My second book, The Lost Children, deals with faith-based abuse of children and in particular, African Witchcraft.  I posted up a few videos on this blog a while back along with a post I’d written to try to open the eyes of those who don’t want to acknowledge the problem. And it is a problem that seemingly continues to grow in the UK.

This article from today’s Guardian newspaper talks primarily about Female Genital Mutilation (FGM) and its increase, but it also acknowledges the continued rise in abuse related to witchcraft.

Things are being done but not nearly enough. In fairness, these sort of crimes are difficult to detect due to their nature – they are ‘hidden’ crimes, but if changes are to be made then people need to be made more aware of what goes on.

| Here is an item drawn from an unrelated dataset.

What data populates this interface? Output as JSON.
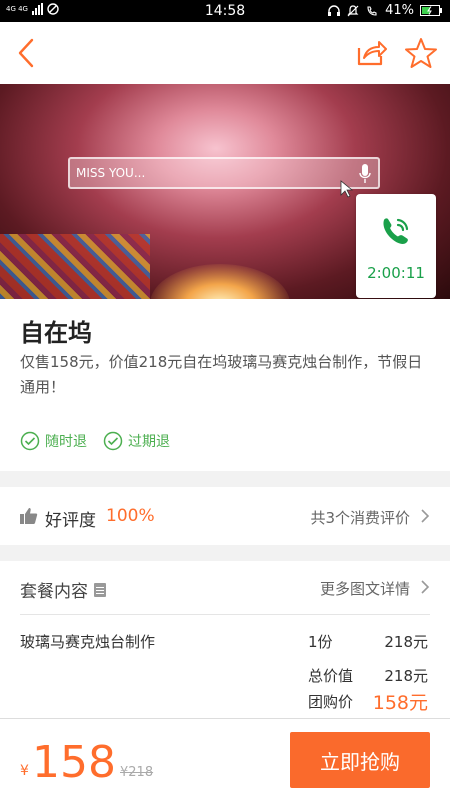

Please, be aware and spread the word.

During my research for Book 3, I started digging around into naughty villains from across the sea and their effect on crime here in Britain. I always knew things were bad but I didn’t quite grasp the scale of it.

I found an article on Albanian gangs and people trafficking.  Not going to give too much away but, my next book involves Albanians, but not people trafficking. That’s it. That’s yer lot. Oh, and to give you an idea what these chaps are like, have a little read of this.

I’m in the middle of the first round of self-edits for my fourth novel and, despite people telling me it gets easier, that doesn’t seem to be the case. Sure, the process has changed in the way that I write (I did the first draft in a month instead of the usual three (ish) and I’m happy with that, but I still hold the same doubts and worries and wondering if I can do it again.

My two previous books have been pretty successful and so there’s a pressure on to better, or at least equal, them, and I struggle with that niggling away at the back of my brain. Constantly. I don’t want to let down those readers who are looking forward to the next in the series and have become invested in Paterson & Clocks as people.

Last night, as I sat glued to the screen, cutting bits out there, tightening sentences here, it suddenly dawned on me that I was probably overthinking things. When I started my first book, I wrote it for myself. It was the kind of book I wanted to read. I wanted my characters to reflect real life, to show real policemen under pressure, they swear, they dig each other out, they make inappropriate quips, they fight amongst themselves, they bitch, all the things that the more mainstream authors tend to omit, and villains who do some truly awful things.

Whether that will harm me in the long term remains to be seen but I decided that that was what I was going to keep on doing-write the kind of book I wanted to read. It’s all I know how to do.

And whilst I was procrastinating instead of writing (let’s call it research-it makes me feel better) I came across an article about the author of ‘The Danish Girl’ and his struggles to write.

The struggle continues…